# [Aim of the exercise]
I would like every entry below written out exactly.
⁂
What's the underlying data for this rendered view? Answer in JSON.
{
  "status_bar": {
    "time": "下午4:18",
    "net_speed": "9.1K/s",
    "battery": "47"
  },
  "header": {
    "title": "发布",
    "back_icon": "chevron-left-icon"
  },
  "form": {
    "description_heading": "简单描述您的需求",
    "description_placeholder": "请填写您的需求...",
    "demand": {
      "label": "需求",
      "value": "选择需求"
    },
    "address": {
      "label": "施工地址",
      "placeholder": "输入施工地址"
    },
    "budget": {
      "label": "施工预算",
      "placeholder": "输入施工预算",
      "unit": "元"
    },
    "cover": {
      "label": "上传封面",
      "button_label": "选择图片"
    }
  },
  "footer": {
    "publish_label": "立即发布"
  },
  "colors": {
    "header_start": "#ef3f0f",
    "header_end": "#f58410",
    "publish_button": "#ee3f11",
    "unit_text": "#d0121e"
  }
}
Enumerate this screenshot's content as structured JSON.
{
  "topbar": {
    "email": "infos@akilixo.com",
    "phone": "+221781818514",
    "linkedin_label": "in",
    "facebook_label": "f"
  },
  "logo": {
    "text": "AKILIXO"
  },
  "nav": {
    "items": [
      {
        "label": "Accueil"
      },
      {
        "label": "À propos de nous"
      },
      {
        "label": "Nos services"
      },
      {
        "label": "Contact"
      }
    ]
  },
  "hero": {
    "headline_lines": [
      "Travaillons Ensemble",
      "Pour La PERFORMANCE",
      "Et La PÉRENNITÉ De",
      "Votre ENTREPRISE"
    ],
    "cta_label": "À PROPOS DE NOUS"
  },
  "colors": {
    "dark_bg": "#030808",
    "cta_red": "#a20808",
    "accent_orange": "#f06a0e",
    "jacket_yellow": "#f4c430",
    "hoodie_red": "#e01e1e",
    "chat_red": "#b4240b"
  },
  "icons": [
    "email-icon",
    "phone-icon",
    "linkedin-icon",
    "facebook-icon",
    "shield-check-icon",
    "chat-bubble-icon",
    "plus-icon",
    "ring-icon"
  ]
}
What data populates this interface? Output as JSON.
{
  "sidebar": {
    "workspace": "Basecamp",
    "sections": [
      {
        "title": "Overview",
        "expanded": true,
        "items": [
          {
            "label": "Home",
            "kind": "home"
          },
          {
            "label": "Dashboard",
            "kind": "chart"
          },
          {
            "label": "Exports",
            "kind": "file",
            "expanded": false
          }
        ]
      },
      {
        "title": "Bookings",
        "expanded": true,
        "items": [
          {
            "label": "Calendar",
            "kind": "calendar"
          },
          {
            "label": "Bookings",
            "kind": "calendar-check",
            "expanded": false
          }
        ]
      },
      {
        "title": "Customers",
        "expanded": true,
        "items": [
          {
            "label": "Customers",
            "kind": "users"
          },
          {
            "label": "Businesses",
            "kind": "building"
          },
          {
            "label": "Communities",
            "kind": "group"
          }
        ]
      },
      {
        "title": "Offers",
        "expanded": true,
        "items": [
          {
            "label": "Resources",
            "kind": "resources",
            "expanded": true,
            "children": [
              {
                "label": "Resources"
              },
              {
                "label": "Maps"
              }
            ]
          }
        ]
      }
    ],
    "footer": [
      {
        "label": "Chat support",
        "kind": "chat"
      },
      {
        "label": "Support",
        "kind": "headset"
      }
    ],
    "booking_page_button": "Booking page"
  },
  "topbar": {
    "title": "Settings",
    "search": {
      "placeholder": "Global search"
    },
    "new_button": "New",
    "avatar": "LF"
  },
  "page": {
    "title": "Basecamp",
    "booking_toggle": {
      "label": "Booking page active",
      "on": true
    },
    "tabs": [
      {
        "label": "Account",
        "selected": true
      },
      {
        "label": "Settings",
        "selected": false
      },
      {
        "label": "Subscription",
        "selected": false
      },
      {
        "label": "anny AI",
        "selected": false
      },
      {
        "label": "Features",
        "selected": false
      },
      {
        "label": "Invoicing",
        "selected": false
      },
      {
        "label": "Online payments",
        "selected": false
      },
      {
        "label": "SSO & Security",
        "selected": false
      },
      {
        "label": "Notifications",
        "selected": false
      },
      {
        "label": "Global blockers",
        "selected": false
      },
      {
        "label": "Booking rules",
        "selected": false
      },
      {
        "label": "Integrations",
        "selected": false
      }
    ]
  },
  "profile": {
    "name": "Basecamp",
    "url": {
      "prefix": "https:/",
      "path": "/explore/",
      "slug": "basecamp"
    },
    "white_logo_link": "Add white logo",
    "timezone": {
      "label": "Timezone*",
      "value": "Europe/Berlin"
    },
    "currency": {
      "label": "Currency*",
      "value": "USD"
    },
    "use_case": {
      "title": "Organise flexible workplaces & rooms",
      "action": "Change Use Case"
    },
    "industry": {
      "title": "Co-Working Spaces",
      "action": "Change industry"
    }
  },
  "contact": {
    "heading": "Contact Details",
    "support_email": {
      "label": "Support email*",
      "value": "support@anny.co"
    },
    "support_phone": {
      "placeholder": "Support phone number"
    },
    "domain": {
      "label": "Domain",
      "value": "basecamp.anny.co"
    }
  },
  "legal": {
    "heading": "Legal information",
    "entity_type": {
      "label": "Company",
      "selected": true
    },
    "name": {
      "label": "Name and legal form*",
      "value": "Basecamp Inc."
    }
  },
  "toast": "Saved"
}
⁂
# [Solution for this task]
What's the underlying data for this rendered view? Answer in JSON.
{
  "status_bar": {
    "time": "下午4:18",
    "net_speed": "9.1K/s",
    "battery": "47"
  },
  "header": {
    "title": "发布",
    "back_icon": "chevron-left-icon"
  },
  "form": {
    "description_heading": "简单描述您的需求",
    "description_placeholder": "请填写您的需求...",
    "demand": {
      "label": "需求",
      "value": "选择需求"
    },
    "address": {
      "label": "施工地址",
      "placeholder": "输入施工地址"
    },
    "budget": {
      "label": "施工预算",
      "placeholder": "输入施工预算",
      "unit": "元"
    },
    "cover": {
      "label": "上传封面",
      "button_label": "选择图片"
    }
  },
  "footer": {
    "publish_label": "立即发布"
  },
  "colors": {
    "header_start": "#ef3f0f",
    "header_end": "#f58410",
    "publish_button": "#ee3f11",
    "unit_text": "#d0121e"
  }
}
Enumerate this screenshot's content as structured JSON.
{
  "topbar": {
    "email": "infos@akilixo.com",
    "phone": "+221781818514",
    "linkedin_label": "in",
    "facebook_label": "f"
  },
  "logo": {
    "text": "AKILIXO"
  },
  "nav": {
    "items": [
      {
        "label": "Accueil"
      },
      {
        "label": "À propos de nous"
      },
      {
        "label": "Nos services"
      },
      {
        "label": "Contact"
      }
    ]
  },
  "hero": {
    "headline_lines": [
      "Travaillons Ensemble",
      "Pour La PERFORMANCE",
      "Et La PÉRENNITÉ De",
      "Votre ENTREPRISE"
    ],
    "cta_label": "À PROPOS DE NOUS"
  },
  "colors": {
    "dark_bg": "#030808",
    "cta_red": "#a20808",
    "accent_orange": "#f06a0e",
    "jacket_yellow": "#f4c430",
    "hoodie_red": "#e01e1e",
    "chat_red": "#b4240b"
  },
  "icons": [
    "email-icon",
    "phone-icon",
    "linkedin-icon",
    "facebook-icon",
    "shield-check-icon",
    "chat-bubble-icon",
    "plus-icon",
    "ring-icon"
  ]
}
What data populates this interface? Output as JSON.
{
  "sidebar": {
    "workspace": "Basecamp",
    "sections": [
      {
        "title": "Overview",
        "expanded": true,
        "items": [
          {
            "label": "Home",
            "kind": "home"
          },
          {
            "label": "Dashboard",
            "kind": "chart"
          },
          {
            "label": "Exports",
            "kind": "file",
            "expanded": false
          }
        ]
      },
      {
        "title": "Bookings",
        "expanded": true,
        "items": [
          {
            "label": "Calendar",
            "kind": "calendar"
          },
          {
            "label": "Bookings",
            "kind": "calendar-check",
            "expanded": false
          }
        ]
      },
      {
        "title": "Customers",
        "expanded": true,
        "items": [
          {
            "label": "Customers",
            "kind": "users"
          },
          {
            "label": "Businesses",
            "kind": "building"
          },
          {
            "label": "Communities",
            "kind": "group"
          }
        ]
      },
      {
        "title": "Offers",
        "expanded": true,
        "items": [
          {
            "label": "Resources",
            "kind": "resources",
            "expanded": true,
            "children": [
              {
                "label": "Resources"
              },
              {
                "label": "Maps"
              }
            ]
          }
        ]
      }
    ],
    "footer": [
      {
        "label": "Chat support",
        "kind": "chat"
      },
      {
        "label": "Support",
        "kind": "headset"
      }
    ],
    "booking_page_button": "Booking page"
  },
  "topbar": {
    "title": "Settings",
    "search": {
      "placeholder": "Global search"
    },
    "new_button": "New",
    "avatar": "LF"
  },
  "page": {
    "title": "Basecamp",
    "booking_toggle": {
      "label": "Booking page active",
      "on": true
    },
    "tabs": [
      {
        "label": "Account",
        "selected": true
      },
      {
        "label": "Settings",
        "selected": false
      },
      {
        "label": "Subscription",
        "selected": false
      },
      {
        "label": "anny AI",
        "selected": false
      },
      {
        "label": "Features",
        "selected": false
      },
      {
        "label": "Invoicing",
        "selected": false
      },
      {
        "label": "Online payments",
        "selected": false
      },
      {
        "label": "SSO & Security",
        "selected": false
      },
      {
        "label": "Notifications",
        "selected": false
      },
      {
        "label": "Global blockers",
        "selected": false
      },
      {
        "label": "Booking rules",
        "selected": false
      },
      {
        "label": "Integrations",
        "selected": false
      }
    ]
  },
  "profile": {
    "name": "Basecamp",
    "url": {
      "prefix": "https:/",
      "path": "/explore/",
      "slug": "basecamp"
    },
    "white_logo_link": "Add white logo",
    "timezone": {
      "label": "Timezone*",
      "value": "Europe/Berlin"
    },
    "currency": {
      "label": "Currency*",
      "value": "USD"
    },
    "use_case": {
      "title": "Organise flexible workplaces & rooms",
      "action": "Change Use Case"
    },
    "industry": {
      "title": "Co-Working Spaces",
      "action": "Change industry"
    }
  },
  "contact": {
    "heading": "Contact Details",
    "support_email": {
      "label": "Support email*",
      "value": "support@anny.co"
    },
    "support_phone": {
      "placeholder": "Support phone number"
    },
    "domain": {
      "label": "Domain",
      "value": "basecamp.anny.co"
    }
  },
  "legal": {
    "heading": "Legal information",
    "entity_type": {
      "label": "Company",
      "selected": true
    },
    "name": {
      "label": "Name and legal form*",
      "value": "Basecamp Inc."
    }
  },
  "toast": "Saved"
}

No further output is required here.